The government has stated that children under the age of 18 can be moved between their parents' home. This means that the usual contact arrangements should continue, save for when there is a medical reason for this not to happen.
If the other parent unreasonably will not return the child to you, you can make an emergency application to the court to enforce your Child Arrangement Order. Please do get in contact via the form below if you have questions about doing this.
The usual child arrangements should continue where possible and if there is no medical reason to vary the arrangements. Children can still travel between their parents' houses and it would appear that this is regardless of whether or not there is an official Order in place.
If the other parent will not cooperate with you, you can make an application to the Court for a Child Arrangement Order. Please get in touch via the form below if you would think this will be necessary.
The government guidance says that children moving between there parent's homes is classed as essential travel. However, The Family Court have emphasised that this does not mean the children must move between homes if the parents do not feel it is safe for them to do so because of their health. The Family Court encourage parents to communicate their concerns openly with one another and putting the child's health first is a priority.

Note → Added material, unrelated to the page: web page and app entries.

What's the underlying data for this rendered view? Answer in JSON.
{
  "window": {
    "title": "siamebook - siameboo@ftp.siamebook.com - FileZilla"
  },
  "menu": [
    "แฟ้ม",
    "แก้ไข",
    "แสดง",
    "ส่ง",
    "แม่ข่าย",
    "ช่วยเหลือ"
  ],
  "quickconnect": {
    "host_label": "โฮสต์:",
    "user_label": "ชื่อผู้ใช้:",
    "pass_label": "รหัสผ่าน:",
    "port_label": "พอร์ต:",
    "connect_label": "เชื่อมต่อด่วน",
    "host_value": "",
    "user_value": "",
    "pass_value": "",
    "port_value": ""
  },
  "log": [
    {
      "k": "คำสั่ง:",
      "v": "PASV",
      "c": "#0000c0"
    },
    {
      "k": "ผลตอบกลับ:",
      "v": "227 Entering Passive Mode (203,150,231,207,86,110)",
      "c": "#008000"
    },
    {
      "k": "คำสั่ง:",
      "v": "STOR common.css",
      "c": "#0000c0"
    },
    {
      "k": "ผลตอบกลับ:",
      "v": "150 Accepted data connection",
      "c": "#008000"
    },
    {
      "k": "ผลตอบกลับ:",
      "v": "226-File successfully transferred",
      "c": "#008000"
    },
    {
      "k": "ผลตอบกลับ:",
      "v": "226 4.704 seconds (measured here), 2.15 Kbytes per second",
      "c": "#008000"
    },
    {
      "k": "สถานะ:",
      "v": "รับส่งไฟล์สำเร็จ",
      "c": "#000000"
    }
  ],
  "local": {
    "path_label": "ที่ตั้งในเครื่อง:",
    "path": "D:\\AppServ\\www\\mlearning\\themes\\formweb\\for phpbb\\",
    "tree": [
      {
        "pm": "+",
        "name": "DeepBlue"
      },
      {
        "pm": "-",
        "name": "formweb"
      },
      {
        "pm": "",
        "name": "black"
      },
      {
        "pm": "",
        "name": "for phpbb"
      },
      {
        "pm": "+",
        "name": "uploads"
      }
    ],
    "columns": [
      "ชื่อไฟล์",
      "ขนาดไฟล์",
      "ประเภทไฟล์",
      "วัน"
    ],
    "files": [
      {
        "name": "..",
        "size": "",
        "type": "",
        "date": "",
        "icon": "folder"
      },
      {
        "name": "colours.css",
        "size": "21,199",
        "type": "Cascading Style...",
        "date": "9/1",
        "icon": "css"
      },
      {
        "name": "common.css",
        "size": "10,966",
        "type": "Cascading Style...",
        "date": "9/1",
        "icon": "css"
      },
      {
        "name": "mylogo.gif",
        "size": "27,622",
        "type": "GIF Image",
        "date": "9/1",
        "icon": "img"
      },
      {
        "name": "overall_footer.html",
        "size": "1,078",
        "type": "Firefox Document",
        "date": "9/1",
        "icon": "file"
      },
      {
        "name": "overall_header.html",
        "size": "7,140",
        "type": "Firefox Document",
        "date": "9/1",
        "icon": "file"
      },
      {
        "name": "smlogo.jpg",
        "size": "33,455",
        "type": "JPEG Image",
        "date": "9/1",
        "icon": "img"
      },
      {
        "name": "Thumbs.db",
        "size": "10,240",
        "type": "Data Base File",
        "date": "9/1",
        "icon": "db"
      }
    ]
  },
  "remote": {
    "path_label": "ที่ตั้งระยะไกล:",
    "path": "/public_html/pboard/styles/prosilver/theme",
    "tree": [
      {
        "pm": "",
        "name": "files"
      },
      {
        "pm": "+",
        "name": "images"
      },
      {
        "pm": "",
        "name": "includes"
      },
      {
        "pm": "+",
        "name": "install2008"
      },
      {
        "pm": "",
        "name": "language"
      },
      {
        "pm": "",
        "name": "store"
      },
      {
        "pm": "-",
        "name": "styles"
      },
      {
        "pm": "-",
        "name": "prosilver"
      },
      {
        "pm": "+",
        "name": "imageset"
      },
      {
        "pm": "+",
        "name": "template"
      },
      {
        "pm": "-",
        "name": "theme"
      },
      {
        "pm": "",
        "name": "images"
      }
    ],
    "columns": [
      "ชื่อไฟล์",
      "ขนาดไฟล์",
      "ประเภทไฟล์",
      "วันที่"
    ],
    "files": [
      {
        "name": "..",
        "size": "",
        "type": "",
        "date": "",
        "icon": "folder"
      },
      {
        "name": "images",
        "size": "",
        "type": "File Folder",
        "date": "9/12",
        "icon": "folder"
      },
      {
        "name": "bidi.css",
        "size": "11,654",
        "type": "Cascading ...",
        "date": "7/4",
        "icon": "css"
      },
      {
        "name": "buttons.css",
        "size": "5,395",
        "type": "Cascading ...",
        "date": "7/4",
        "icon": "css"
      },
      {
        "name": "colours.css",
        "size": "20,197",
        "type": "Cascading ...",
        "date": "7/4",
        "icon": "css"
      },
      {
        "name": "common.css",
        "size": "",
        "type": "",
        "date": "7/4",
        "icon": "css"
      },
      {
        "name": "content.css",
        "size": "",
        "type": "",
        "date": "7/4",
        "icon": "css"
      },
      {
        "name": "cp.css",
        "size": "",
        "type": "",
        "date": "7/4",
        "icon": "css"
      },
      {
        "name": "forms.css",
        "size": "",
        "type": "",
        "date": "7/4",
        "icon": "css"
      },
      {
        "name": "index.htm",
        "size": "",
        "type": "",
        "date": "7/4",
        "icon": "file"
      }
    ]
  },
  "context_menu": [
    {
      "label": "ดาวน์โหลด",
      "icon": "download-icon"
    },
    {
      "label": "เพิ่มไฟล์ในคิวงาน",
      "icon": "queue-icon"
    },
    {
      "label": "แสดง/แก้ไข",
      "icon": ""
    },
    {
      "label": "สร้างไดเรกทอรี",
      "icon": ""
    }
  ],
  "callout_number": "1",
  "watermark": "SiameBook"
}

If there is a Child Arrangements Order in place, the Family Court advises where parents are in agreement as to the best course of action, they are free to vary the child arrangement if they feel it is necessary.
Where parents are not in agreement and where a parent is sufficiently concerned that complying with the Order would be against current government health advice, then the Family Court states that one parent can vary the order to arrangements that they consider is safe. The Court advises that if these decisions are challenged in the Family Court arena, the Court will look at whether the parent acted "reasonably and sensibly" in light of official advice and stay at home rules in place at the time. They will also consider the specific circumstances of the child and family.
If a parent does choose to vary the Order of the court because of the Coronavirus, the spirit of the order should be kept by making safe alternative arrangements for contact, such as using indirect methods such as Facetime, WhatsApp video calls or Zoom.